Leaving aside climate change for a moment, I would like to directly address General McInerney’s puzzling assertion that there is no cause for alarm over opening offshore waters for exploration because such exploration may not ultimately lead to development of the oil and gas deposits that are found.

First, offshore exploration is expensive, and it is hard to imagine that oil companies, after investing in exploration and finding and claiming deposits, would not then hire a brigade of lobbyists to press Congress to open those areas for drilling.

Second, offshore undersea oil and gas exploration is not a benign activity. The process involves powerful transducers that produce incredibly powerful sonic booms that are fired off at 10-12 second intervals, 24 hours a day for years. The explosions can be detected across oceans and damage the hearing of whales, dolphins and porpoises, which depend on hearing for communication and navigation.

Returning to climate change, it is now well established that the world must begin immediately and urgently to transition most away from fossil fuel energy to clean and renewable sources like wind, solar, geothermal and nuclear. This must be done if we are to avoid the rapidly approaching and critical 2 degree increase in temperature that risks a climate catastrophe for the world before the end of this century. To avoid crossing that threshold, energy economists have calculated that four-fifths of known land fossil fuel deposits must be left in the ground. Thus, the worst thing we could do would be to find and exploit new sources of harmful fossil fuels off our shores.
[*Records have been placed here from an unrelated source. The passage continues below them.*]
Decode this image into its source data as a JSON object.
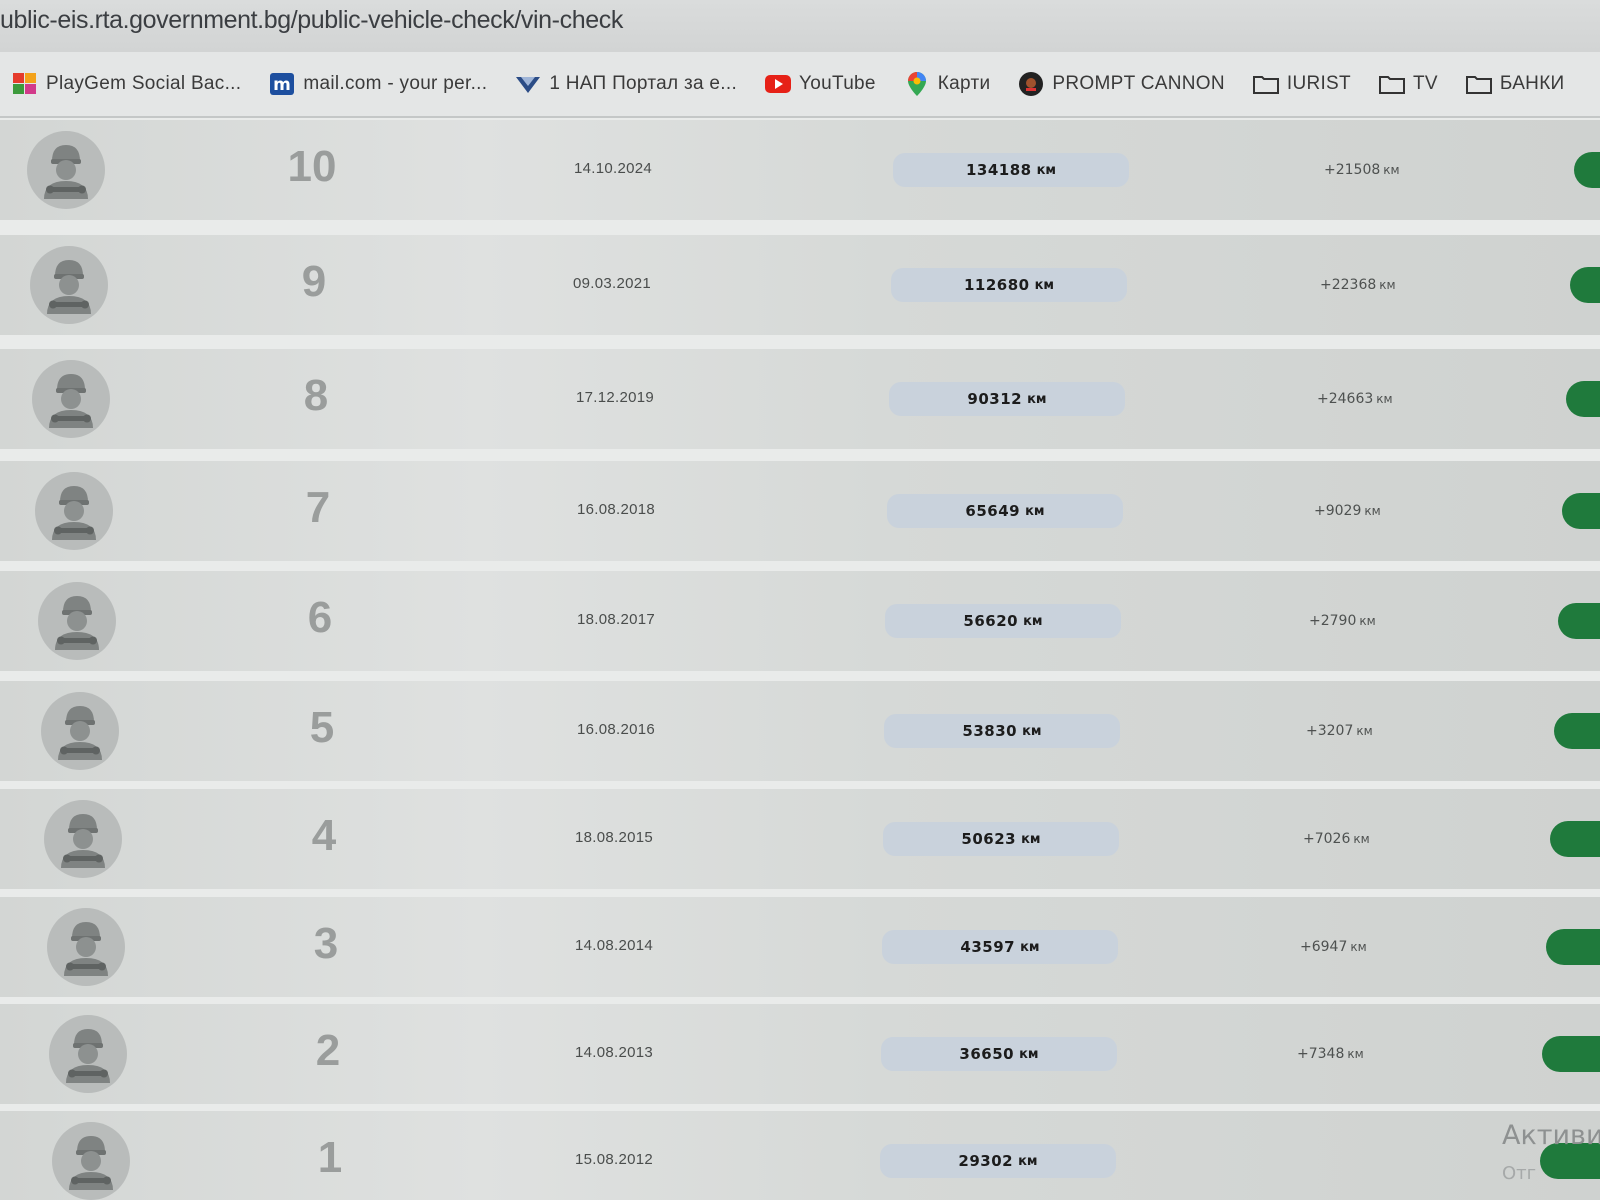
{
  "browser": {
    "url": "ublic-eis.rta.government.bg/public-vehicle-check/vin-check",
    "bookmarks": [
      {
        "label": "PlayGem Social Bac...",
        "icon": "playgem-icon"
      },
      {
        "label": "mail.com - your per...",
        "icon": "mailcom-icon"
      },
      {
        "label": "1 НАП Портал за е...",
        "icon": "nap-icon"
      },
      {
        "label": "YouTube",
        "icon": "youtube-icon"
      },
      {
        "label": "Карти",
        "icon": "maps-pin-icon"
      },
      {
        "label": "PROMPT CANNON",
        "icon": "prompt-cannon-icon"
      },
      {
        "label": "IURIST",
        "icon": "folder-icon"
      },
      {
        "label": "TV",
        "icon": "folder-icon"
      },
      {
        "label": "БАНКИ",
        "icon": "folder-icon"
      }
    ]
  },
  "history": {
    "km_unit": "км",
    "rows": [
      {
        "index": "10",
        "date": "14.10.2024",
        "km": "134188",
        "diff": "+21508"
      },
      {
        "index": "9",
        "date": "09.03.2021",
        "km": "112680",
        "diff": "+22368"
      },
      {
        "index": "8",
        "date": "17.12.2019",
        "km": "90312",
        "diff": "+24663"
      },
      {
        "index": "7",
        "date": "16.08.2018",
        "km": "65649",
        "diff": "+9029"
      },
      {
        "index": "6",
        "date": "18.08.2017",
        "km": "56620",
        "diff": "+2790"
      },
      {
        "index": "5",
        "date": "16.08.2016",
        "km": "53830",
        "diff": "+3207"
      },
      {
        "index": "4",
        "date": "18.08.2015",
        "km": "50623",
        "diff": "+7026"
      },
      {
        "index": "3",
        "date": "14.08.2014",
        "km": "43597",
        "diff": "+6947"
      },
      {
        "index": "2",
        "date": "14.08.2013",
        "km": "36650",
        "diff": "+7348"
      },
      {
        "index": "1",
        "date": "15.08.2012",
        "km": "29302",
        "diff": ""
      }
    ]
  },
  "watermark": {
    "line1": "Активи",
    "line2": "Отг"
  },
  "colors": {
    "status": "#1f7a3c",
    "km_pill": "#c9d2dc",
    "youtube": "#e62117"
  }
}
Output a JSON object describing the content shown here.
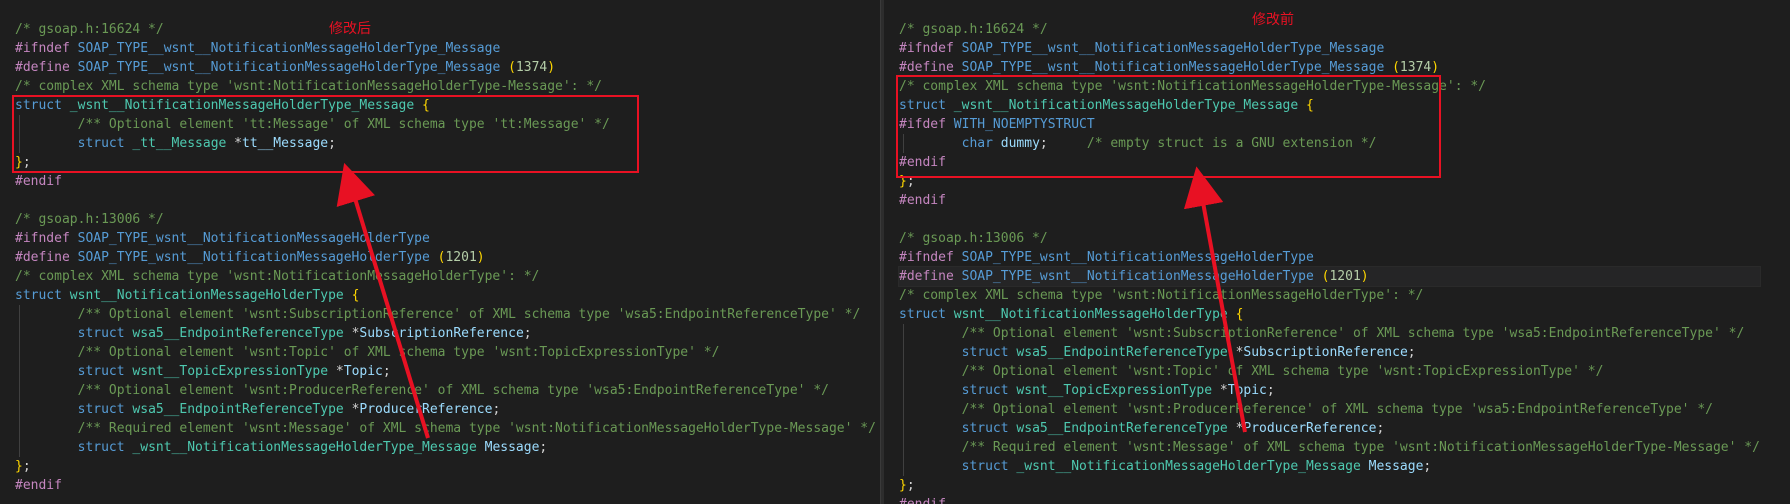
{
  "left": {
    "label": "修改后",
    "lines": [
      [
        [
          "c-comment",
          "/* gsoap.h:16624 */"
        ]
      ],
      [
        [
          "c-pre",
          "#ifndef "
        ],
        [
          "c-macro",
          "SOAP_TYPE__wsnt__NotificationMessageHolderType_Message"
        ]
      ],
      [
        [
          "c-pre",
          "#define "
        ],
        [
          "c-macro",
          "SOAP_TYPE__wsnt__NotificationMessageHolderType_Message "
        ],
        [
          "c-brace",
          "("
        ],
        [
          "c-num",
          "1374"
        ],
        [
          "c-brace",
          ")"
        ]
      ],
      [
        [
          "c-comment",
          "/* complex XML schema type 'wsnt:NotificationMessageHolderType-Message': */"
        ]
      ],
      [
        [
          "c-kw",
          "struct "
        ],
        [
          "c-type",
          "_wsnt__NotificationMessageHolderType_Message "
        ],
        [
          "c-brace",
          "{"
        ]
      ],
      [
        [
          "c-plain",
          "        "
        ],
        [
          "c-comment",
          "/** Optional element 'tt:Message' of XML schema type 'tt:Message' */"
        ]
      ],
      [
        [
          "c-plain",
          "        "
        ],
        [
          "c-kw",
          "struct "
        ],
        [
          "c-type",
          "_tt__Message "
        ],
        [
          "c-plain",
          "*"
        ],
        [
          "c-id",
          "tt__Message"
        ],
        [
          "c-plain",
          ";"
        ]
      ],
      [
        [
          "c-brace",
          "}"
        ],
        [
          "c-plain",
          ";"
        ]
      ],
      [
        [
          "c-pre",
          "#endif"
        ]
      ],
      [
        [
          "c-plain",
          ""
        ]
      ],
      [
        [
          "c-comment",
          "/* gsoap.h:13006 */"
        ]
      ],
      [
        [
          "c-pre",
          "#ifndef "
        ],
        [
          "c-macro",
          "SOAP_TYPE_wsnt__NotificationMessageHolderType"
        ]
      ],
      [
        [
          "c-pre",
          "#define "
        ],
        [
          "c-macro",
          "SOAP_TYPE_wsnt__NotificationMessageHolderType "
        ],
        [
          "c-brace",
          "("
        ],
        [
          "c-num",
          "1201"
        ],
        [
          "c-brace",
          ")"
        ]
      ],
      [
        [
          "c-comment",
          "/* complex XML schema type 'wsnt:NotificationMessageHolderType': */"
        ]
      ],
      [
        [
          "c-kw",
          "struct "
        ],
        [
          "c-type",
          "wsnt__NotificationMessageHolderType "
        ],
        [
          "c-brace",
          "{"
        ]
      ],
      [
        [
          "c-plain",
          "        "
        ],
        [
          "c-comment",
          "/** Optional element 'wsnt:SubscriptionReference' of XML schema type 'wsa5:EndpointReferenceType' */"
        ]
      ],
      [
        [
          "c-plain",
          "        "
        ],
        [
          "c-kw",
          "struct "
        ],
        [
          "c-type",
          "wsa5__EndpointReferenceType "
        ],
        [
          "c-plain",
          "*"
        ],
        [
          "c-id",
          "SubscriptionReference"
        ],
        [
          "c-plain",
          ";"
        ]
      ],
      [
        [
          "c-plain",
          "        "
        ],
        [
          "c-comment",
          "/** Optional element 'wsnt:Topic' of XML schema type 'wsnt:TopicExpressionType' */"
        ]
      ],
      [
        [
          "c-plain",
          "        "
        ],
        [
          "c-kw",
          "struct "
        ],
        [
          "c-type",
          "wsnt__TopicExpressionType "
        ],
        [
          "c-plain",
          "*"
        ],
        [
          "c-id",
          "Topic"
        ],
        [
          "c-plain",
          ";"
        ]
      ],
      [
        [
          "c-plain",
          "        "
        ],
        [
          "c-comment",
          "/** Optional element 'wsnt:ProducerReference' of XML schema type 'wsa5:EndpointReferenceType' */"
        ]
      ],
      [
        [
          "c-plain",
          "        "
        ],
        [
          "c-kw",
          "struct "
        ],
        [
          "c-type",
          "wsa5__EndpointReferenceType "
        ],
        [
          "c-plain",
          "*"
        ],
        [
          "c-id",
          "ProducerReference"
        ],
        [
          "c-plain",
          ";"
        ]
      ],
      [
        [
          "c-plain",
          "        "
        ],
        [
          "c-comment",
          "/** Required element 'wsnt:Message' of XML schema type 'wsnt:NotificationMessageHolderType-Message' */"
        ]
      ],
      [
        [
          "c-plain",
          "        "
        ],
        [
          "c-kw",
          "struct "
        ],
        [
          "c-type",
          "_wsnt__NotificationMessageHolderType_Message "
        ],
        [
          "c-id",
          "Message"
        ],
        [
          "c-plain",
          ";"
        ]
      ],
      [
        [
          "c-brace",
          "}"
        ],
        [
          "c-plain",
          ";"
        ]
      ],
      [
        [
          "c-pre",
          "#endif"
        ]
      ]
    ]
  },
  "right": {
    "label": "修改前",
    "lines": [
      [
        [
          "c-comment",
          "/* gsoap.h:16624 */"
        ]
      ],
      [
        [
          "c-pre",
          "#ifndef "
        ],
        [
          "c-macro",
          "SOAP_TYPE__wsnt__NotificationMessageHolderType_Message"
        ]
      ],
      [
        [
          "c-pre",
          "#define "
        ],
        [
          "c-macro",
          "SOAP_TYPE__wsnt__NotificationMessageHolderType_Message "
        ],
        [
          "c-brace",
          "("
        ],
        [
          "c-num",
          "1374"
        ],
        [
          "c-brace",
          ")"
        ]
      ],
      [
        [
          "c-comment",
          "/* complex XML schema type 'wsnt:NotificationMessageHolderType-Message': */"
        ]
      ],
      [
        [
          "c-kw",
          "struct "
        ],
        [
          "c-type",
          "_wsnt__NotificationMessageHolderType_Message "
        ],
        [
          "c-brace",
          "{"
        ]
      ],
      [
        [
          "c-pre",
          "#ifdef "
        ],
        [
          "c-macro",
          "WITH_NOEMPTYSTRUCT"
        ]
      ],
      [
        [
          "c-plain",
          "        "
        ],
        [
          "c-kw",
          "char "
        ],
        [
          "c-id",
          "dummy"
        ],
        [
          "c-plain",
          ";     "
        ],
        [
          "c-comment",
          "/* empty struct is a GNU extension */"
        ]
      ],
      [
        [
          "c-pre",
          "#endif"
        ]
      ],
      [
        [
          "c-brace",
          "}"
        ],
        [
          "c-plain",
          ";"
        ]
      ],
      [
        [
          "c-pre",
          "#endif"
        ]
      ],
      [
        [
          "c-plain",
          ""
        ]
      ],
      [
        [
          "c-comment",
          "/* gsoap.h:13006 */"
        ]
      ],
      [
        [
          "c-pre",
          "#ifndef "
        ],
        [
          "c-macro",
          "SOAP_TYPE_wsnt__NotificationMessageHolderType"
        ]
      ],
      [
        [
          "c-pre",
          "#define "
        ],
        [
          "c-macro",
          "SOAP_TYPE_wsnt__NotificationMessageHolderType "
        ],
        [
          "c-brace",
          "("
        ],
        [
          "c-num",
          "1201"
        ],
        [
          "c-brace",
          ")"
        ]
      ],
      [
        [
          "c-comment",
          "/* complex XML schema type 'wsnt:NotificationMessageHolderType': */"
        ]
      ],
      [
        [
          "c-kw",
          "struct "
        ],
        [
          "c-type",
          "wsnt__NotificationMessageHolderType "
        ],
        [
          "c-brace",
          "{"
        ]
      ],
      [
        [
          "c-plain",
          "        "
        ],
        [
          "c-comment",
          "/** Optional element 'wsnt:SubscriptionReference' of XML schema type 'wsa5:EndpointReferenceType' */"
        ]
      ],
      [
        [
          "c-plain",
          "        "
        ],
        [
          "c-kw",
          "struct "
        ],
        [
          "c-type",
          "wsa5__EndpointReferenceType "
        ],
        [
          "c-plain",
          "*"
        ],
        [
          "c-id",
          "SubscriptionReference"
        ],
        [
          "c-plain",
          ";"
        ]
      ],
      [
        [
          "c-plain",
          "        "
        ],
        [
          "c-comment",
          "/** Optional element 'wsnt:Topic' of XML schema type 'wsnt:TopicExpressionType' */"
        ]
      ],
      [
        [
          "c-plain",
          "        "
        ],
        [
          "c-kw",
          "struct "
        ],
        [
          "c-type",
          "wsnt__TopicExpressionType "
        ],
        [
          "c-plain",
          "*"
        ],
        [
          "c-id",
          "Topic"
        ],
        [
          "c-plain",
          ";"
        ]
      ],
      [
        [
          "c-plain",
          "        "
        ],
        [
          "c-comment",
          "/** Optional element 'wsnt:ProducerReference' of XML schema type 'wsa5:EndpointReferenceType' */"
        ]
      ],
      [
        [
          "c-plain",
          "        "
        ],
        [
          "c-kw",
          "struct "
        ],
        [
          "c-type",
          "wsa5__EndpointReferenceType "
        ],
        [
          "c-plain",
          "*"
        ],
        [
          "c-id",
          "ProducerReference"
        ],
        [
          "c-plain",
          ";"
        ]
      ],
      [
        [
          "c-plain",
          "        "
        ],
        [
          "c-comment",
          "/** Required element 'wsnt:Message' of XML schema type 'wsnt:NotificationMessageHolderType-Message' */"
        ]
      ],
      [
        [
          "c-plain",
          "        "
        ],
        [
          "c-kw",
          "struct "
        ],
        [
          "c-type",
          "_wsnt__NotificationMessageHolderType_Message "
        ],
        [
          "c-id",
          "Message"
        ],
        [
          "c-plain",
          ";"
        ]
      ],
      [
        [
          "c-brace",
          "}"
        ],
        [
          "c-plain",
          ";"
        ]
      ],
      [
        [
          "c-pre",
          "#endif"
        ]
      ]
    ]
  },
  "colors": {
    "annotation": "#e81123",
    "background": "#1e1e1e"
  }
}
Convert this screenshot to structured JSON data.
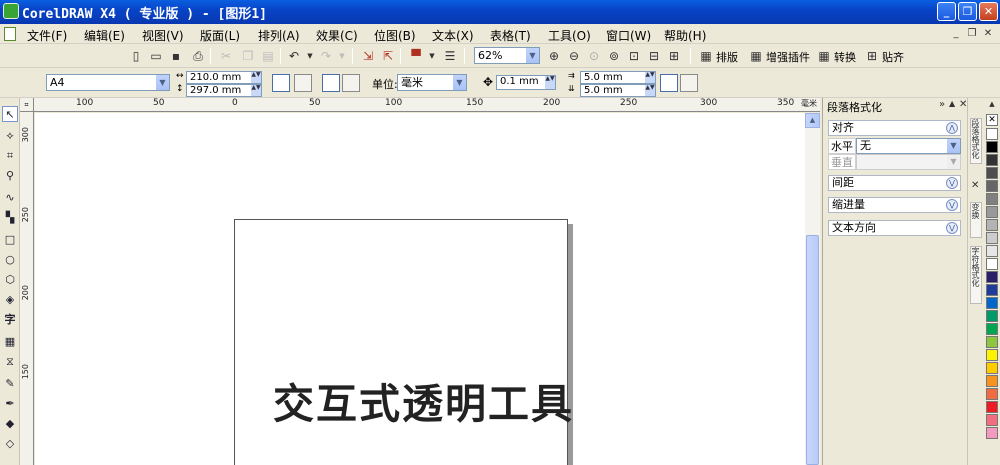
{
  "titlebar": {
    "title": "CorelDRAW X4 ( 专业版 ) - [图形1]",
    "minimize": "_",
    "restore": "❐",
    "close": "✕"
  },
  "menu": {
    "items": [
      "文件(F)",
      "编辑(E)",
      "视图(V)",
      "版面(L)",
      "排列(A)",
      "效果(C)",
      "位图(B)",
      "文本(X)",
      "表格(T)",
      "工具(O)",
      "窗口(W)",
      "帮助(H)"
    ],
    "mdi_minimize": "_",
    "mdi_restore": "❐",
    "mdi_close": "✕"
  },
  "standard_toolbar": {
    "zoom": "62%",
    "text_buttons": [
      "排版",
      "增强插件",
      "转换",
      "贴齐"
    ]
  },
  "property_bar": {
    "paper_size": "A4",
    "width": "210.0 mm",
    "height": "297.0 mm",
    "units_label": "单位:",
    "units_value": "毫米",
    "nudge": "0.1 mm",
    "dup_x": "5.0 mm",
    "dup_y": "5.0 mm"
  },
  "ruler": {
    "h_labels": [
      "100",
      "50",
      "0",
      "50",
      "100",
      "150",
      "200",
      "250",
      "300",
      "350"
    ],
    "h_unit": "毫米",
    "v_labels": [
      "300",
      "250",
      "200",
      "150"
    ]
  },
  "page": {
    "text": "交互式透明工具"
  },
  "docker": {
    "title": "段落格式化",
    "sections": {
      "align": "对齐",
      "spacing": "间距",
      "indent": "缩进量",
      "text_direction": "文本方向"
    },
    "horizontal_label": "水平",
    "horizontal_value": "无",
    "vertical_label": "垂直",
    "vertical_value": ""
  },
  "dock_tabs": [
    "段落格式化",
    "变换",
    "字符格式化"
  ],
  "palette": {
    "colors": [
      "#ffffff",
      "#000000",
      "#333333",
      "#4d4d4d",
      "#666666",
      "#808080",
      "#999999",
      "#b3b3b3",
      "#cccccc",
      "#e6e6e6",
      "#ffffff",
      "#2b1f6b",
      "#1e3c9a",
      "#0066cc",
      "#009a66",
      "#00a651",
      "#8dc63f",
      "#fff200",
      "#ffcc00",
      "#f7941d",
      "#ef6c40",
      "#ed1c24",
      "#f26d7d",
      "#f49ac1"
    ]
  }
}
Our military leaders have known for over a decade that we must reduce fossil fuel emissions to protect our national security. Following a declaration by President George W. Bush in his 2006 state of the nation address that to protect our national security we must break our addiction to oil, one of our nation’s prestigious research centers, the Center for Naval Analysis (CNA), undertook a study of climate change. The CNA Military Advisory Board, an elite group of retired three- and four-star flag and general officers from the Army, Navy, Air Force, and Marine Corps, oversaw the effort. Their 2007 report predicted that man-made climate change would cause disasters, disease outbreaks and other instability that would disrupt our way of life, jeopardize our military preparedness and act as a “threat multiplier” in the world’s most volatile regions. It went on to say that the U.S. should quickly begin to reduce our emissions and lead an international effort to encourage other nations to do the same.

Eleven years later, we have yet to begin reducing our emissions, and we are already seeing the consequences. Last year’s climate-related disasters, including hurricanes, wildfires, mudslides and drought, cost taxpayers some $300 billion. These climate disasters diverted our military from critical scheduled military training and readiness to prepare for combat, as they assisted with the massive relief efforts.

I share General McInerney’s concern for Virginians living in poverty and their struggle to pay energy bills. The best solution to that problem is to provide good jobs. Offshore drilling is not the answer there either, as it creates few jobs. There is, however, an energy policy that would grow the economy, and that is to put a fee on fossil fuels and return the revenue to citizens as a monthly dividend. Progressive and conservative economists agree that such an approach would rapidly reduce emissions while fully compensating low- and middle-income households for any increase in their cost of living and creating millions of jobs.